This is where the real selling occurs. If requirements haven't been set, you have an opportunity to provide information explaining why you offer the best value along with language about the kind of requirements you can meet -- that perhaps your competitors can't.
4. Funding: In doing market research and defining requirements, the program people request quotes from the private sector to understand how much it will cost to fulfill the need (FAR Part 31). Program managers continually make funding requests and compile accounting data. Once there are sufficient funds for a particular procurement estimate, a fund certifying official signs the funding document, and the contracting office can get to work on the procurement.
At this point, the contracting shop takes over the procurement and stays in control through contract award.

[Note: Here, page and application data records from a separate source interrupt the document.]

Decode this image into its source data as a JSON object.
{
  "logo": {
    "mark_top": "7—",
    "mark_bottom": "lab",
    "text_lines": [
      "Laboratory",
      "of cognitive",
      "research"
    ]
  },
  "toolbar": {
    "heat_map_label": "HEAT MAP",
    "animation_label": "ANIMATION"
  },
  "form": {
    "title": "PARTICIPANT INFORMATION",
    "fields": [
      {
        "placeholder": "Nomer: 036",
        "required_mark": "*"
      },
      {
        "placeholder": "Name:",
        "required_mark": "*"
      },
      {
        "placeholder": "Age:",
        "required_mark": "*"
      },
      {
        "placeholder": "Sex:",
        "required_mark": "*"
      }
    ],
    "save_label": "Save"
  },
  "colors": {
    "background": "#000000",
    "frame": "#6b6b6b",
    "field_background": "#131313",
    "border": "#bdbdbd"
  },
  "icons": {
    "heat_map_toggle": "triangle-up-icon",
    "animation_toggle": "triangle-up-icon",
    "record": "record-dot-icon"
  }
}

5. Solicitation release: The solicitation explains the contracting method and type to be used for the planned contract action -- typically an invitation for bid (IFB), a request for proposal (RFP), or a request for quotation (RFQ). The contracting shop prepares the solicitation and the contracting officer named in the solicitation takes over the process.

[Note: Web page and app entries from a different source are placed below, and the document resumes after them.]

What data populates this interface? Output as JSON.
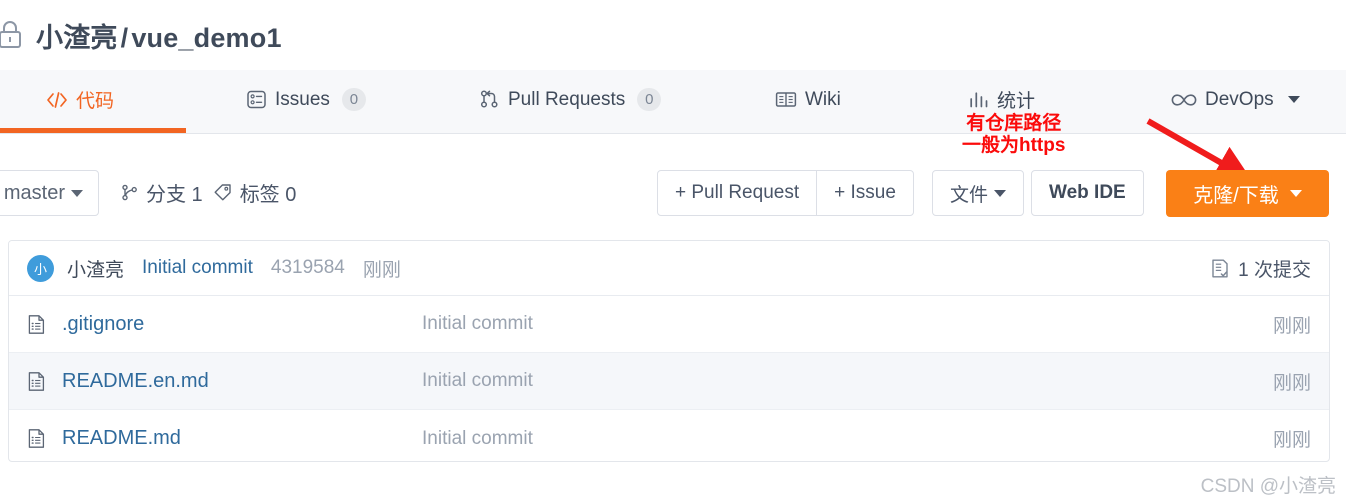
{
  "header": {
    "lock_icon": "lock-icon",
    "owner": "小渣亮",
    "separator": "/",
    "repo": "vue_demo1"
  },
  "nav": {
    "tabs": [
      {
        "label": "代码",
        "icon": "code-icon",
        "active": true,
        "badge": null
      },
      {
        "label": "Issues",
        "icon": "issues-icon",
        "active": false,
        "badge": "0"
      },
      {
        "label": "Pull Requests",
        "icon": "pull-request-icon",
        "active": false,
        "badge": "0"
      },
      {
        "label": "Wiki",
        "icon": "book-icon",
        "active": false,
        "badge": null
      },
      {
        "label": "统计",
        "icon": "bar-chart-icon",
        "active": false,
        "badge": null
      },
      {
        "label": "DevOps",
        "icon": "infinity-icon",
        "active": false,
        "badge": null,
        "has_caret": true
      }
    ]
  },
  "annotation": {
    "line1": "有仓库路径",
    "line2": "一般为https",
    "color": "#fb0b0b",
    "arrow": "red-arrow"
  },
  "toolbar": {
    "branch_selected": "master",
    "branches_label": "分支 1",
    "branches_icon": "branch-icon",
    "tags_label": "标签 0",
    "tags_icon": "tag-icon",
    "pull_request_button": "+ Pull Request",
    "issue_button": "+ Issue",
    "file_button": "文件",
    "web_ide_button": "Web IDE",
    "clone_button": "克隆/下载",
    "clone_color": "#fa8016"
  },
  "commit_bar": {
    "avatar_initial": "小",
    "avatar_color": "#3f9cdb",
    "author": "小渣亮",
    "message": "Initial commit",
    "hash": "4319584",
    "time": "刚刚",
    "count_icon": "commit-history-icon",
    "count_label": "1 次提交"
  },
  "files": {
    "rows": [
      {
        "name": ".gitignore",
        "icon": "file-icon",
        "commit": "Initial commit",
        "time": "刚刚",
        "highlighted": false
      },
      {
        "name": "README.en.md",
        "icon": "file-icon",
        "commit": "Initial commit",
        "time": "刚刚",
        "highlighted": true
      },
      {
        "name": "README.md",
        "icon": "file-icon",
        "commit": "Initial commit",
        "time": "刚刚",
        "highlighted": false
      }
    ]
  },
  "watermark": "CSDN @小渣亮"
}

The solicitation formalizes everything defined in the acquisition plan. To get ahead of any potential problems on large procurements, draft solicitations are often available for comment before the final solicitation is issued.

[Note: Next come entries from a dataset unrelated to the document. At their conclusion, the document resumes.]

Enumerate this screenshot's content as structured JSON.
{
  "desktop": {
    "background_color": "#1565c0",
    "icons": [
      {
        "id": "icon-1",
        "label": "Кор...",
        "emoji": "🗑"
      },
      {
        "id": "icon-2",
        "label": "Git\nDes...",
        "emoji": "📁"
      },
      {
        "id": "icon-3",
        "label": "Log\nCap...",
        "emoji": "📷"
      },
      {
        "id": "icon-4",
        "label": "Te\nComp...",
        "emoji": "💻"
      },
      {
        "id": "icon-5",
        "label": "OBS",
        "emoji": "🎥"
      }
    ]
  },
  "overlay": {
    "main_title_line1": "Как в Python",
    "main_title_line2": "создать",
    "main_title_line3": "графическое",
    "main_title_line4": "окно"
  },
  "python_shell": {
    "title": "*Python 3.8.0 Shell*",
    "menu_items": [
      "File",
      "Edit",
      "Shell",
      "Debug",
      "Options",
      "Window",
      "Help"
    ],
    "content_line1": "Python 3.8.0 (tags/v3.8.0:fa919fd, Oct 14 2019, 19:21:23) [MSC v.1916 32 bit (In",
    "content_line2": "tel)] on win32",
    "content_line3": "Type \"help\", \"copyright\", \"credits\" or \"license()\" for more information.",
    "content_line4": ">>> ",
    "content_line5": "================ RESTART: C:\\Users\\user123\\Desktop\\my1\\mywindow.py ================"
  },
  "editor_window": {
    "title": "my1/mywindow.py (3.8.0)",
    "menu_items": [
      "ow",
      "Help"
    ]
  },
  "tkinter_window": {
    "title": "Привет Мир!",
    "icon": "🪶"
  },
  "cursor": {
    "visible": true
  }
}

6. Source selection: The source selection team carefully follows the solicitation requirements and evaluation criteria to avoid the possibility of protest. This is why the requirements and evaluation criteria setting steps are so important. Communication between the government and participating companies is highly controlled -- typically reduced to writing -- to ensure a level, competitive playing field.
7. Award or order: The contract award occurs when the government declares a winner and signs the cover sheet of the original solicitation. Under the RFP and IFB process, the contractor is legally bound to deliver what was proposed or bid. In the case of an RFQ, the government extends an offer to buy when it issues an order. An order recipient does have the right to reject an order within a few days.
If you are not awarded the business, ask for a debrief in writing within three days. You also have the right to file a protest, if you believe the source selection process was flawed.
8. Post-award: In this phase, performance is tracked and reported in governmental databases. This also is the time to look for additional opportunities.
This is a cyclical process, after all. Leverage information you gain during delivery and implementation to anticipate new needs or requirements for another turn around the acquisition and procurement wheel. Building a federal client base means continuous relationship building, even after the contract is signed.
The preceding information was adapted and digested from the book “The Inside Guide to the Federal IT Market,” published by Management Concepts Press. For more information, visit www.insideguidetofederalit.com
Steve Charles is a co-founder of immixGroup, which helps technology companies do business with government. He is a frequent speaker and lecturer on technology and the federal procurement process. He can be reached at Steve_Charles@immixGroup.com.